My parents bought this boat new in 97 and we'll turn over 1500 hours on it this summer. Over the last 15 years we've added a ballast system, a tower, and upgraded the stereo. We took good care of it but 15 years of scratches, dings and wear were starting to show. We decided it was time to do a refresh and really didn't realize what we were getting ourselves into. There was a massive amount of time put into this project and in the end we had fixed the gelcoat blemishes, wetsanded and buffed the entire boat, replaced the steering assembly, painted the trailer, replaced the bunks, added a new boat buddy and boat buckle straps, and repainted the window frame. Plenty of other small repairs were done as well. I hope you enjoy the pictures.
Stripped down and ready to get to work
A small look at the type of damage we were dealing with. Nothing major, but small stuff all over the boat.
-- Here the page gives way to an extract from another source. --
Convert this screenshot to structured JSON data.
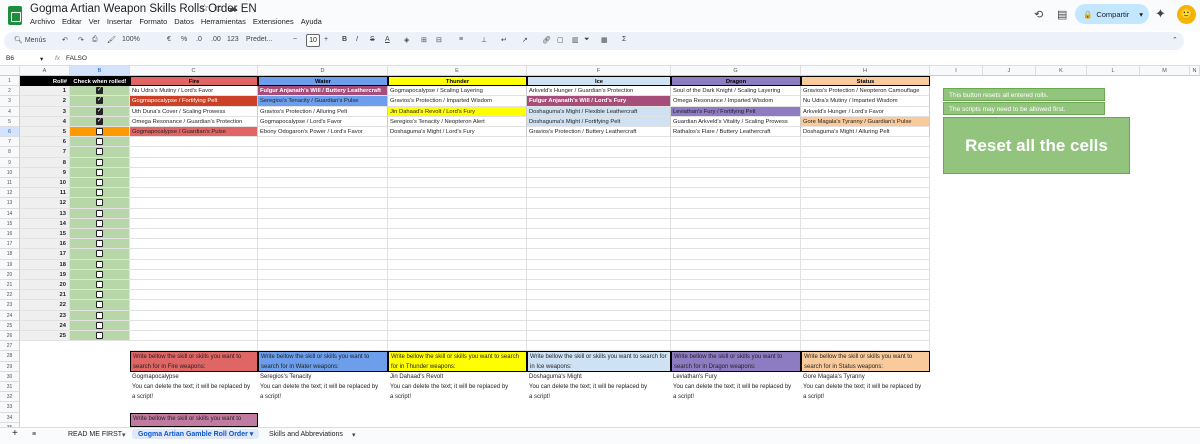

We got the gel coat from gel coat products in Seattle, the only place that had Sanger colors.
It's very nerve wracking taking sandpaper to your boat for the first time. I got used to it, but by the time I worked through all the grits to get it smooth again my shoulders were killing me.
We used aqua buff 1000 and 2000 for buffing. This project is the extent of my experience, but I was happy with how it worked and would use it again.
It was nice to see it start shine again.
Newly painted window frame. If you disassemble your window make sure to mark it well, it was quite the puzzle fitting it all back together.
The original steering cable that was used on our boat was discontinued, so we were forced to replace the entire helm assembly to fit a new cable. We had tried to retrofit a cable to fit on the original helm a few years back but the steering was never perfect and it quickly tightened up. With this new setup we're back to one finger turns. This is asked about pretty often by Sanger owners so I thought I'd put plenty of pics up. You'll also notice the three switches on the right side of the wheel which we added for our custom ballast sysem. We did our best to make them look stock.
We made this plate to fit the new helm and blend in with the rest of the dash.
My dad, a lifetime farmer, came up with the method for getting the boat set up on blocks and then back on the trailer. I thought WW might get a laugh out of the setup.
Seeing the boat hanging like this made me REALLY nervous.
The straps were connected to vehicles to hold the boat in place as we backed the trailer under the boat again. Big sigh of relief from me at this point.
The trailer with a fresh coat of paint, new bunks and carpet, and boat buckle straps added on. New boat owners may take these for granted but after 15 years of taking straps on and off the back it really makes me smile ever time I cinch these things up.
So there she is minus the rub rail, which we weren't expecting to replace. Like many other parts on this boat the original had been discontinued, so we went to the newer stainless rubrail and I love it. And if you're wondering what the PVC pipe over the ski pole is that's our "tusk" which we rest the tower on when it folds down. This was of course dad's idea, since PVC pipe is only slightly down the list from duct tape, WD40, and baling wire when it comes to standard farm repair materials.
And there she is after a day on the lake. It's hard to tell from the pic but we did give the teak some much needed love. Also my brother hit the side decal with some acetone which is why it's a bit faded. I still haven't quite forgiven him... Can anyone make a duplicate?
It was a lot of work, but we are thrilled with the results and couldn't be happier with our Sanger. That being said, I hope I never have to do any type of gel coat work again. If you think having someone do gelcoat repair on your boat is spendy, it's only because you haven't tried it yourself. What a tremendous pain in the ass!